They are leaders in their fields with busy lives and careers. Yet each of them—and there are more than a dozen in total—has made a passionate commitment to William and Mary’s Graduate Studies Advisory Board (GSAB) in Arts & Sciences.
To Build a Bridge
“It is really important to inspire undergrads to see the depth of knowledge available,” says GSAB President Dr. Cynthia Morton, Professor of Obstetrics, Gynecology and Reproductive Biology and Professor of Pathology at Harvard Medical School, and recent Past Director of the Biomedical Research Institute and Director of Cytogenetics at Brigham and Women's Hospital in Boston.
“An undergraduate liberal arts education is like being in a candy store, you get to sample everything. Even when you focus in on your major, it is still quite a broad experience,” says Morton. “Graduate programs are a vital part of the William and Mary academic family, and graduate students provide an important bridge between the undergraduate students and faculty.”
Morton’s enthusiasm for William and Mary was ignited during a fourth-grade family vacation to the Colonial capital. Years later she fulfilled her dream and graduated with a B.S. in biology in 1977. The College continues to hold a soft spot in her heart.

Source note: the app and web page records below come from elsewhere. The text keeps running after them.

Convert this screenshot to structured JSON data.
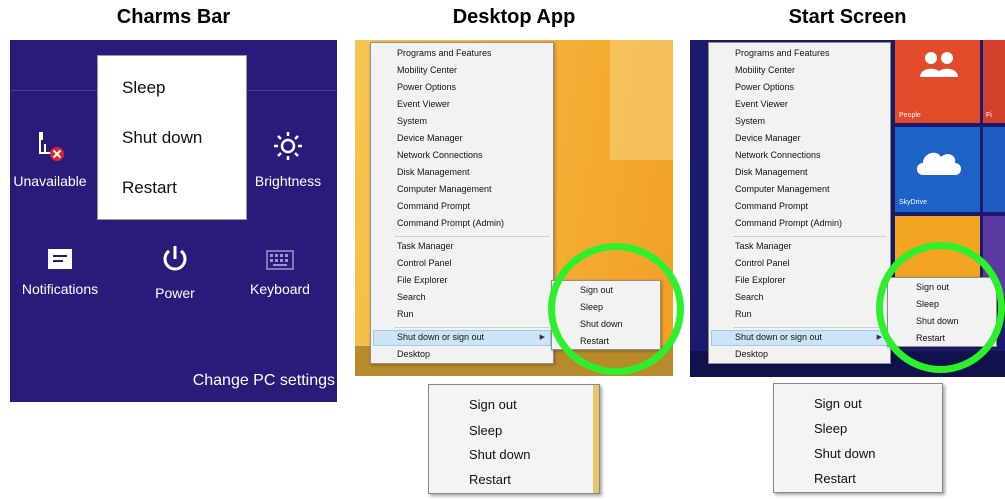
{
  "headings": {
    "charms": "Charms Bar",
    "desktop": "Desktop App",
    "start": "Start Screen"
  },
  "charms": {
    "power_menu": [
      "Sleep",
      "Shut down",
      "Restart"
    ],
    "tiles": {
      "network": "Unavailable",
      "brightness": "Brightness",
      "notifications": "Notifications",
      "power": "Power",
      "keyboard": "Keyboard"
    },
    "settings_link": "Change PC settings"
  },
  "context_menu": {
    "items": [
      "Programs and Features",
      "Mobility Center",
      "Power Options",
      "Event Viewer",
      "System",
      "Device Manager",
      "Network Connections",
      "Disk Management",
      "Computer Management",
      "Command Prompt",
      "Command Prompt (Admin)",
      "Task Manager",
      "Control Panel",
      "File Explorer",
      "Search",
      "Run",
      "Shut down or sign out",
      "Desktop"
    ],
    "submenu": [
      "Sign out",
      "Sleep",
      "Shut down",
      "Restart"
    ]
  },
  "start_tiles": {
    "people": "People",
    "fi": "Fi",
    "skydrive": "SkyDrive"
  },
  "colors": {
    "charms_bg": "#2a1a7a",
    "start_bg": "#1b1b6e",
    "highlight_ring": "#2df02d",
    "desktop_bg": "#f5b33b"
  },
  "icons": [
    "network-unavailable-icon",
    "brightness-icon",
    "notifications-icon",
    "power-icon",
    "keyboard-icon",
    "people-icon",
    "cloud-icon",
    "submenu-arrow-icon"
  ]
}
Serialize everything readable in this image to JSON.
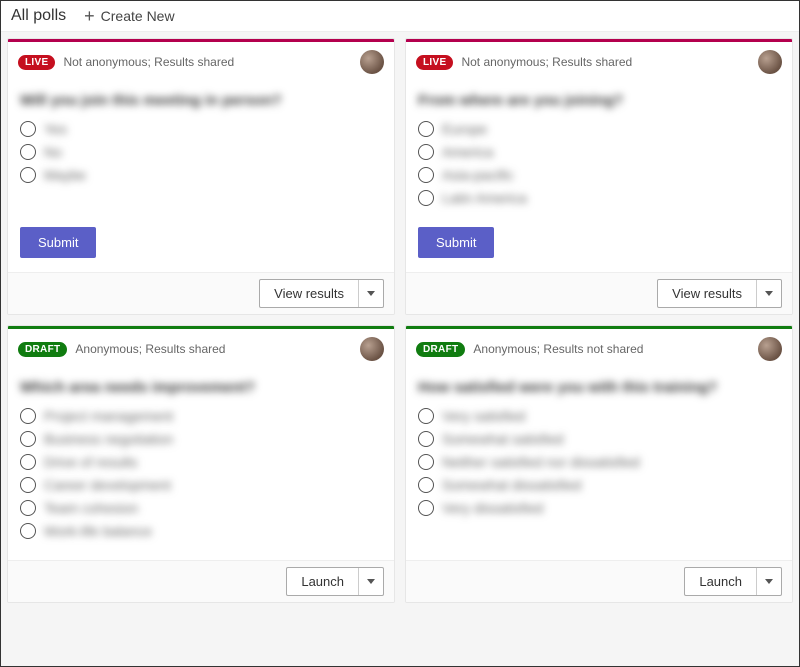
{
  "header": {
    "title": "All polls",
    "create_label": "Create New"
  },
  "cards": [
    {
      "status": "LIVE",
      "meta": "Not anonymous; Results shared",
      "question": "Will you join this meeting in person?",
      "options": [
        "Yes",
        "No",
        "Maybe"
      ],
      "submit_label": "Submit",
      "footer_action": "View results"
    },
    {
      "status": "LIVE",
      "meta": "Not anonymous; Results shared",
      "question": "From where are you joining?",
      "options": [
        "Europe",
        "America",
        "Asia-pacific",
        "Latin America"
      ],
      "submit_label": "Submit",
      "footer_action": "View results"
    },
    {
      "status": "DRAFT",
      "meta": "Anonymous; Results shared",
      "question": "Which area needs improvement?",
      "options": [
        "Project management",
        "Business negotiation",
        "Drive of results",
        "Career development",
        "Team cohesion",
        "Work-life balance"
      ],
      "footer_action": "Launch"
    },
    {
      "status": "DRAFT",
      "meta": "Anonymous; Results not shared",
      "question": "How satisfied were you with this training?",
      "options": [
        "Very satisfied",
        "Somewhat satisfied",
        "Neither satisfied nor dissatisfied",
        "Somewhat dissatisfied",
        "Very dissatisfied"
      ],
      "footer_action": "Launch"
    }
  ]
}
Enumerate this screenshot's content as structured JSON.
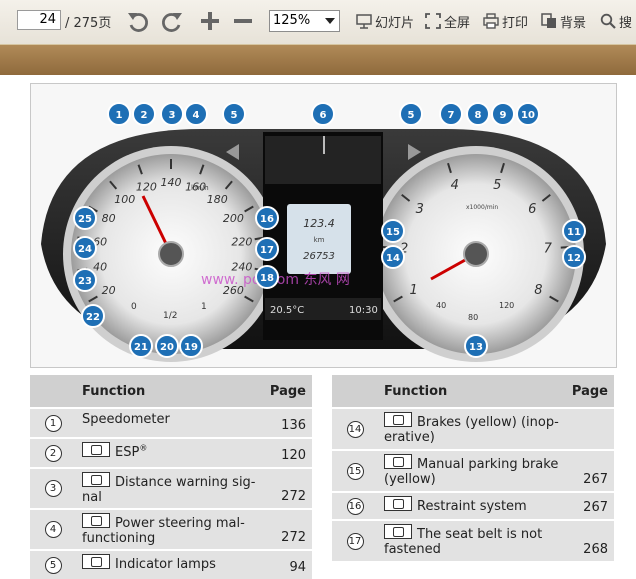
{
  "toolbar": {
    "current_page": "24",
    "total_pages": "/ 275页",
    "zoom": "125%",
    "slideshow": "幻灯片",
    "fullscreen": "全屏",
    "print": "打印",
    "background": "背景",
    "search_icon": "search-icon"
  },
  "cluster": {
    "display_trip": "123.4",
    "display_km": "km",
    "display_odo": "26753",
    "temp": "20.5°C",
    "time": "10:30",
    "watermark": "www.  pdf.com  东风 网",
    "speed_ticks": [
      "20",
      "40",
      "60",
      "80",
      "100",
      "120",
      "140",
      "160",
      "180",
      "200",
      "220",
      "240",
      "260"
    ],
    "rpm_ticks": [
      "1",
      "2",
      "3",
      "4",
      "5",
      "6",
      "7",
      "8"
    ],
    "rpm_unit": "x1000/min",
    "speed_unit": "km/h",
    "fuel_ticks": [
      "0",
      "1/2",
      "1"
    ],
    "coolant_ticks": [
      "40",
      "80",
      "120"
    ],
    "callouts": [
      "1",
      "2",
      "3",
      "4",
      "5",
      "6",
      "5",
      "7",
      "8",
      "9",
      "10",
      "11",
      "12",
      "13",
      "14",
      "15",
      "16",
      "17",
      "18",
      "19",
      "20",
      "21",
      "22",
      "23",
      "24",
      "25"
    ]
  },
  "table_left": {
    "headers": {
      "function": "Function",
      "page": "Page"
    },
    "rows": [
      {
        "num": "1",
        "text": "Speedometer",
        "page": "136"
      },
      {
        "num": "2",
        "text": "ESP",
        "sup": "®",
        "page": "120"
      },
      {
        "num": "3",
        "text": "Distance warning sig-nal",
        "page": "272"
      },
      {
        "num": "4",
        "text": "Power steering mal-functioning",
        "page": "272"
      },
      {
        "num": "5",
        "text": "Indicator lamps",
        "page": "94"
      }
    ]
  },
  "table_right": {
    "headers": {
      "function": "Function",
      "page": "Page"
    },
    "rows": [
      {
        "num": "14",
        "text": "Brakes (yellow) (inop-erative)",
        "page": ""
      },
      {
        "num": "15",
        "text": "Manual parking brake (yellow)",
        "page": "267"
      },
      {
        "num": "16",
        "text": "Restraint system",
        "page": "267"
      },
      {
        "num": "17",
        "text": "The seat belt is not fastened",
        "page": "268"
      }
    ]
  }
}
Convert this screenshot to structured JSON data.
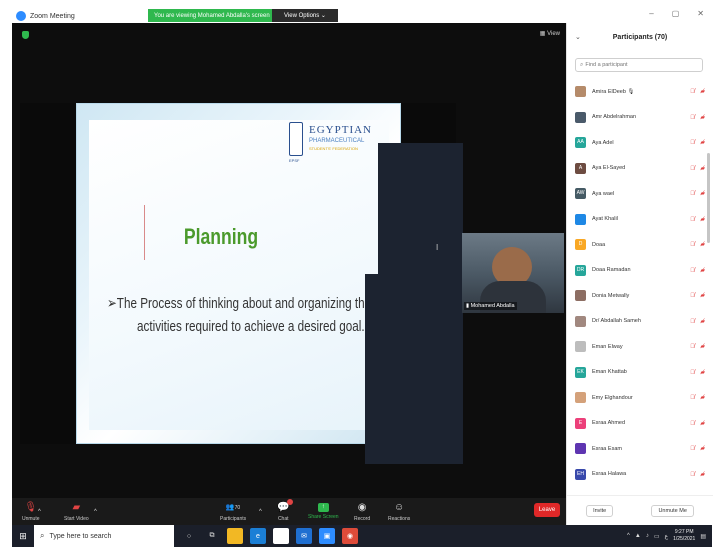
{
  "window": {
    "title": "Zoom Meeting",
    "viewing_banner": "You are viewing Mohamed Abdalla's screen",
    "view_options": "View Options",
    "view_label": "View",
    "minimize": "–",
    "restore": "▢",
    "close": "✕"
  },
  "slide": {
    "logo_line1": "EGYPTIAN",
    "logo_line2": "PHARMACEUTICAL",
    "logo_line3": "STUDENTS' FEDERATION",
    "logo_abbr": "EPSF",
    "title": "Planning",
    "bullet_line1": "➢The Process of thinking about and organizing the",
    "bullet_line2": "activities required to achieve a desired goal."
  },
  "video": {
    "name": "Mohamed Abdalla"
  },
  "toolbar": {
    "unmute": "Unmute",
    "start_video": "Start Video",
    "participants": "Participants",
    "participants_count": "70",
    "chat": "Chat",
    "share_screen": "Share Screen",
    "record": "Record",
    "reactions": "Reactions",
    "leave": "Leave"
  },
  "panel": {
    "title": "Participants (70)",
    "search_placeholder": "Find a participant",
    "invite": "Invite",
    "unmute_me": "Unmute Me",
    "participants": [
      {
        "name": "Amira ElDeeb 🎙",
        "initials": "",
        "color": "#b58b6a"
      },
      {
        "name": "Amr Abdelrahman",
        "initials": "",
        "color": "#4a5a6a"
      },
      {
        "name": "Aya Adel",
        "initials": "AA",
        "color": "#26a69a"
      },
      {
        "name": "Aya El-Sayed",
        "initials": "A",
        "color": "#6d4c41"
      },
      {
        "name": "Aya wael",
        "initials": "AW",
        "color": "#455a64"
      },
      {
        "name": "Ayat Khalil",
        "initials": "",
        "color": "#1e88e5"
      },
      {
        "name": "Doaa",
        "initials": "D",
        "color": "#f9a825"
      },
      {
        "name": "Doaa Ramadan",
        "initials": "DR",
        "color": "#26a69a"
      },
      {
        "name": "Donia Metwally",
        "initials": "",
        "color": "#8d6e63"
      },
      {
        "name": "Dr/ Abdallah Sameh",
        "initials": "",
        "color": "#a1887f"
      },
      {
        "name": "Eman Elway",
        "initials": "",
        "color": "#bdbdbd"
      },
      {
        "name": "Eman Khattab",
        "initials": "EK",
        "color": "#26a69a"
      },
      {
        "name": "Emy Elghandour",
        "initials": "",
        "color": "#d4a17a"
      },
      {
        "name": "Esraa Ahmed",
        "initials": "E",
        "color": "#ec407a"
      },
      {
        "name": "Esraa Esam",
        "initials": "",
        "color": "#5e35b1"
      },
      {
        "name": "Esraa Halawa",
        "initials": "EH",
        "color": "#3949ab"
      }
    ]
  },
  "taskbar": {
    "search": "Type here to search",
    "time": "9:27 PM",
    "date": "1/25/2021"
  }
}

Morton is particularly enthusiastic about the GSAB Awards for Excellence in Undergraduate Mentoring, initiated by the Board in 2009 at the suggestion of member Robert Saunders. She hopes recognizing graduate students for giving their time as mentors will encourage them to continue to develop their skills in this area.
“I think mentoring is often underappreciated for its contribution to the community,” says Morton. “You might discover an important new gene and be on the front page of The New York Times. If you are the best mentor in the world, you are not likely to make the paper, yet your impact at the end of the day may be much larger. I am honored to be a part of enhancing the experience here.”
To Attract the Best
For Larry McEnerney getting involved with the GSAB took a somewhat serendipitous route. In his 25 years since graduating from the College with a B.A. in English and History, McEnerney built a successful academic career. As Director of Writing Programs at the University of Chicago, McEnerney teaches and consults about writing worldwide.
In 2003, McEnerney returned to campus for the first time since 1976 to tour the College with his youngest daughter, who enrolled at William and Mary the following year.
“My daughter’s enrollment offered the motivation to get reconnected,” says McEnerney. “I joined the board because I was excited about the opportunity to support graduate studies.”
McEnerney brought his interest in diversity to the GSAB. In 2008, the Board implemented the idea to designate funding for Diversity Fellowships as part of the graduate program’s Recruitment Fellowships.
“I’ve been lucky to work with many remarkable people, but some of the most extraordinary have been people who haven’t traditionally been associated with their fields,” says McEnerney. “Their creativity is astonishing—they ask different questions, they mount new challenges, and they see not just new possibilities but new categories of possibilities. It’s invigorating to feel that we can play a role in bringing still more of this intellectual energy to William & Mary.”
To Advance Progress and Careers
As the Sector Vice President for Business Development & Strategic Planning in Northrop Grumman Corporation's Electronic Systems Sector, Morra is responsible for the sector's global marketing operations, long-range planning, and all investment planning and oversight. And he is always looking for promising new talent.
“I have been very impressed by the wealth of interesting research projects at the symposium each year,” says Morra, who was a session chair at the March 2011 symposium. “It’s a great opportunity for corporations to assess student projects and scout to fill employment needs.” Northrop Grumman Corporation has been a symposium sponsor and has funded the Northrop Grumman Award for Excellence in the Natural and Computational Sciences at the symposium.
A William and Mary undergraduate in History, Morra ’78 joined the board about two years ago and says his involvement has offered great insight into the strategic opportunities and challenges that William and Mary faces.“There is an opportunity to build a stronger link between the College and the corporate world for funding to sponsor research and recruitment,” says Morra. “Bringing corporations and students together really is beneficial to everyone, and it affords students an opportunity to understand how industry might fit in with their career plans.”